It looks like the federal government is taking on housing discrimination.
According to a press release posted on the HUD website, the US Department of Housing and Urban Development will be investing $38 million into the Fair Housing Initiatives program as a way to fight housing discrimination.
A little bit for a lot of people
This money will be made available as grants to fund “a variety of critical fair housing activities, including fair housing testing in the rental and sales market, public education efforts, capacity building, and education and outreach activities.” Here’s how the money breaks down by activity group:
• 7.45 million goes into education and outreach. These activities go out into needy communities and let them know about their rights to fair housing under federal, state and local laws. A million dollars of this fund will run a national media campaign.
• $500,000 will fund initiatives that can expand the “capacity and effectiveness” of fair housing organizations. This should give state and local resources the money they need to effectively scale their operations
• $30.35 million will go to private organizations that investigate and enforce the Fair Housing Act. This money will be invested over a multi-year period
It’s pretty clear from the monetary distribution that empowering the reporting and investigation of fair housing violations is a top priority. According to data from the National Fair Housing association, “it is estimated that there are over 4 million instances of housing discrimination annually in the rental market alone,” even though only 28,181 official complaints were logged last year. Moral of the story?
It’s a vastly underreported issue, and HUD is hoping that an education campaign will increase reported cases.
It’s also worth noting that private fair housing organizations processed 70 percent of complaints, a majority by a long shot. That’s why such a large chunk of the funding goes towards these enforcement agencies.
No better time
The overall funding comes at a crucial juncture too. In that same body of research, the National Fair Housing Association found an increase in housing discrimination activity in 2016 compared to 2015. Additionally, the worst of 2016’s activity seems to concentrate around the fall season, with an increase in hate crimes and harassment cases.

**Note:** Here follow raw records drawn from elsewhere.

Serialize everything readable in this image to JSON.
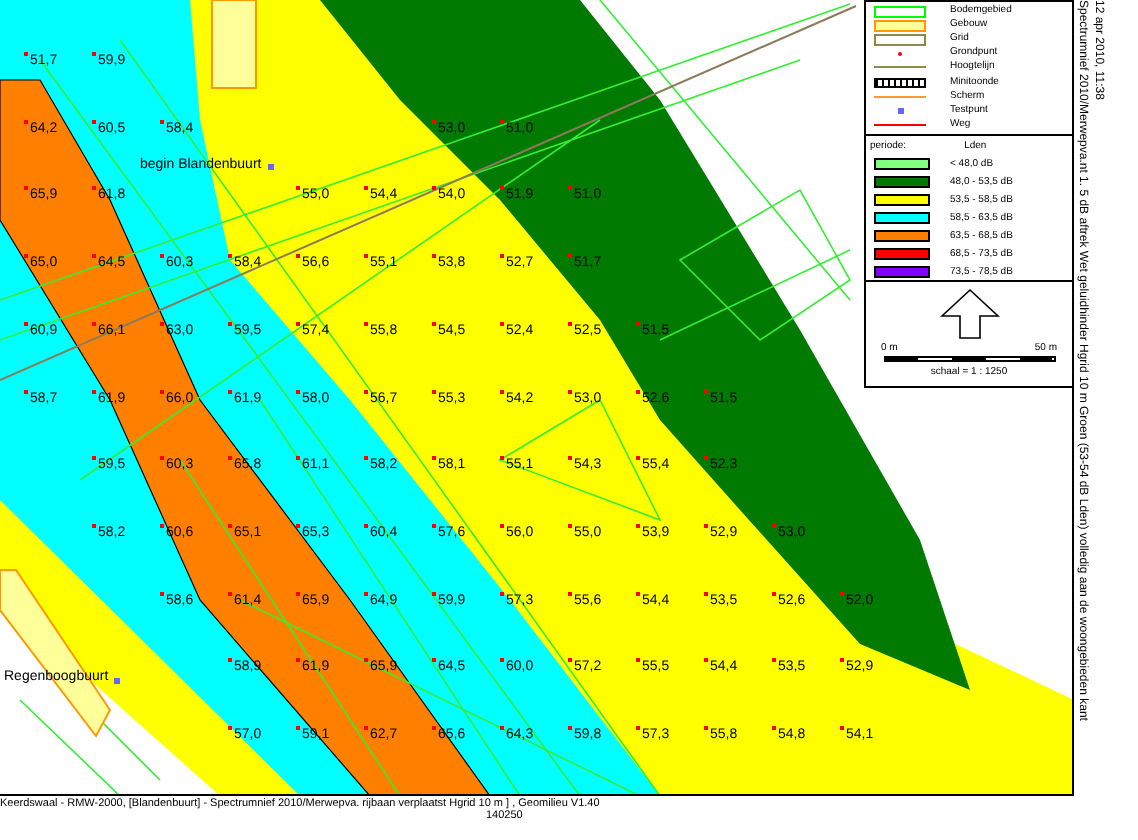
{
  "map": {
    "place_labels": [
      "begin Blandenbuurt",
      "Regenboogbuurt"
    ],
    "grid_rows": [
      [
        "51,7",
        "59,9",
        null,
        null,
        null,
        null,
        null,
        null,
        null,
        null,
        null,
        null,
        null
      ],
      [
        "64,2",
        "60,5",
        "58,4",
        null,
        null,
        null,
        "53,0",
        "51,0",
        null,
        null,
        null,
        null,
        null
      ],
      [
        "65,9",
        "61,8",
        null,
        null,
        "55,0",
        "54,4",
        "54,0",
        "51,9",
        "51,0",
        null,
        null,
        null,
        null
      ],
      [
        "65,0",
        "64,5",
        "60,3",
        "58,4",
        "56,6",
        "55,1",
        "53,8",
        "52,7",
        "51,7",
        null,
        null,
        null,
        null
      ],
      [
        "60,9",
        "66,1",
        "63,0",
        "59,5",
        "57,4",
        "55,8",
        "54,5",
        "52,4",
        "52,5",
        "51,5",
        null,
        null,
        null
      ],
      [
        "58,7",
        "61,9",
        "66,0",
        "61,9",
        "58,0",
        "56,7",
        "55,3",
        "54,2",
        "53,0",
        "52,6",
        "51,5",
        null,
        null
      ],
      [
        null,
        "59,5",
        "60,3",
        "65,8",
        "61,1",
        "58,2",
        "58,1",
        "55,1",
        "54,3",
        "55,4",
        "52,3",
        null,
        null
      ],
      [
        null,
        "58,2",
        "60,6",
        "65,1",
        "65,3",
        "60,4",
        "57,6",
        "56,0",
        "55,0",
        "53,9",
        "52,9",
        "53,0",
        null
      ],
      [
        null,
        null,
        "58,6",
        "61,4",
        "65,9",
        "64,9",
        "59,9",
        "57,3",
        "55,6",
        "54,4",
        "53,5",
        "52,6",
        "52,0"
      ],
      [
        null,
        null,
        null,
        "58,9",
        "61,9",
        "65,9",
        "64,5",
        "60,0",
        "57,2",
        "55,5",
        "54,4",
        "53,5",
        "52,9"
      ],
      [
        null,
        null,
        null,
        "57,0",
        "59,1",
        "62,7",
        "65,6",
        "64,3",
        "59,8",
        "57,3",
        "55,8",
        "54,8",
        "54,1"
      ]
    ],
    "x_tick": "140250",
    "caption": "Keerdswaal - RMW-2000, [Blandenbuurt] - Spectrumnief 2010/Merwepva. rijbaan verplaatst Hgrid 10 m ] , Geomilieu V1.40"
  },
  "legend": {
    "items": [
      {
        "label": "Bodemgebied",
        "kind": "outline",
        "color": "#00ff00"
      },
      {
        "label": "Gebouw",
        "kind": "building",
        "color": "#ff9900"
      },
      {
        "label": "Grid",
        "kind": "outline",
        "color": "#8b8b4b"
      },
      {
        "label": "Grondpunt",
        "kind": "dot",
        "color": "#ff0000"
      },
      {
        "label": "Hoogtelijn",
        "kind": "line",
        "color": "#8b8b4b"
      },
      {
        "label": "Minitoonde",
        "kind": "hatched",
        "color": "#000000"
      },
      {
        "label": "Scherm",
        "kind": "line",
        "color": "#ff9933"
      },
      {
        "label": "Testpunt",
        "kind": "square",
        "color": "#6666ff"
      },
      {
        "label": "Weg",
        "kind": "line",
        "color": "#ff0000"
      }
    ],
    "period_label": "periode:",
    "period": "Lden",
    "classes": [
      {
        "label": "< 48,0 dB",
        "color": "#80ff80"
      },
      {
        "label": "48,0 - 53,5 dB",
        "color": "#007a00"
      },
      {
        "label": "53,5 - 58,5 dB",
        "color": "#ffff00"
      },
      {
        "label": "58,5 - 63,5 dB",
        "color": "#00ffff"
      },
      {
        "label": "63,5 - 68,5 dB",
        "color": "#ff8000"
      },
      {
        "label": "68,5 - 73,5 dB",
        "color": "#ff0000"
      },
      {
        "label": "73,5 - 78,5 dB",
        "color": "#8000ff"
      }
    ],
    "scale_start": "0 m",
    "scale_end": "50 m",
    "scale": "schaal = 1 : 1250"
  },
  "side_texts": [
    "Spectrumnief 2010/Merwepva.nt 1. 5 dB aftrek Wet geluidhinder Hgrid 10 m Groen (53-54 dB Lden) volledig aan de woongebieden kant",
    "12 apr 2010, 11:38"
  ]
}
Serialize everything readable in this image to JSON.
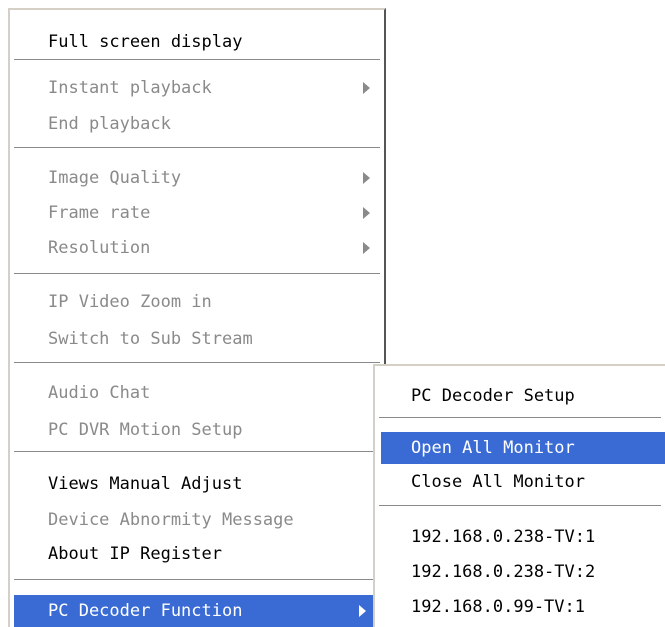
{
  "main_menu": {
    "items": [
      {
        "label": "Full screen display"
      },
      {
        "label": "Instant playback"
      },
      {
        "label": "End playback"
      },
      {
        "label": "Image Quality"
      },
      {
        "label": "Frame rate"
      },
      {
        "label": "Resolution"
      },
      {
        "label": "IP Video Zoom in"
      },
      {
        "label": "Switch to Sub Stream"
      },
      {
        "label": "Audio Chat"
      },
      {
        "label": "PC DVR Motion Setup"
      },
      {
        "label": "Views Manual Adjust"
      },
      {
        "label": "Device Abnormity Message"
      },
      {
        "label": "About IP Register"
      },
      {
        "label": "PC Decoder Function"
      }
    ]
  },
  "sub_menu": {
    "items": [
      {
        "label": "PC Decoder Setup"
      },
      {
        "label": "Open All Monitor"
      },
      {
        "label": "Close All Monitor"
      },
      {
        "label": "192.168.0.238-TV:1"
      },
      {
        "label": "192.168.0.238-TV:2"
      },
      {
        "label": "192.168.0.99-TV:1"
      }
    ]
  },
  "colors": {
    "highlight": "#3a6bd5",
    "disabled_text": "#8a8a8a"
  }
}
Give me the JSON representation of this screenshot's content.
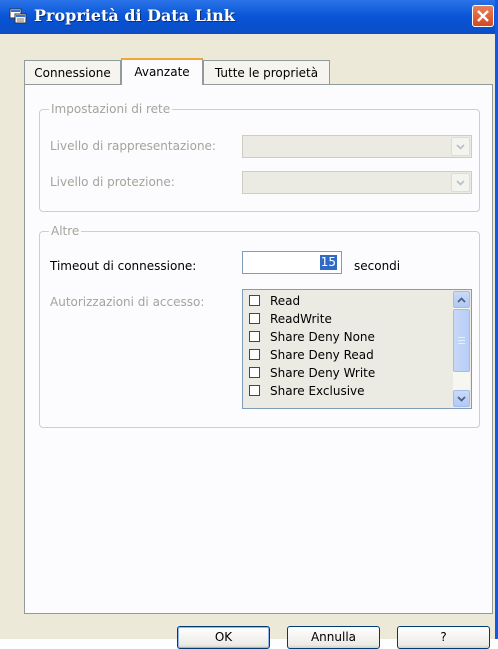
{
  "window": {
    "title": "Proprietà di Data Link"
  },
  "icons": {
    "app": "data-link-icon",
    "close": "close-icon",
    "dropdown": "chevron-down-icon",
    "scroll_up": "chevron-up-icon",
    "scroll_down": "chevron-down-icon"
  },
  "tabs": [
    {
      "label": "Connessione",
      "active": false
    },
    {
      "label": "Avanzate",
      "active": true
    },
    {
      "label": "Tutte le proprietà",
      "active": false
    }
  ],
  "network_group": {
    "title": "Impostazioni di rete",
    "impersonation_label": "Livello di rappresentazione:",
    "impersonation_value": "",
    "protection_label": "Livello di protezione:",
    "protection_value": ""
  },
  "other_group": {
    "title": "Altre",
    "timeout_label": "Timeout di connessione:",
    "timeout_value": "15",
    "timeout_unit": "secondi",
    "access_label": "Autorizzazioni di accesso:",
    "access_items": [
      {
        "label": "Read",
        "checked": false
      },
      {
        "label": "ReadWrite",
        "checked": false
      },
      {
        "label": "Share Deny None",
        "checked": false
      },
      {
        "label": "Share Deny Read",
        "checked": false
      },
      {
        "label": "Share Deny Write",
        "checked": false
      },
      {
        "label": "Share Exclusive",
        "checked": false
      }
    ]
  },
  "buttons": {
    "ok": "OK",
    "cancel": "Annulla",
    "help": "?"
  },
  "colors": {
    "titlebar": "#0a57d8",
    "dialog_bg": "#ece9d8",
    "panel_bg": "#fcfcfe",
    "active_tab_accent": "#f2a735",
    "selection": "#316ac5",
    "close_button": "#d4481f"
  }
}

Agencies interested in applying for the grants must apply by September 18, 2017.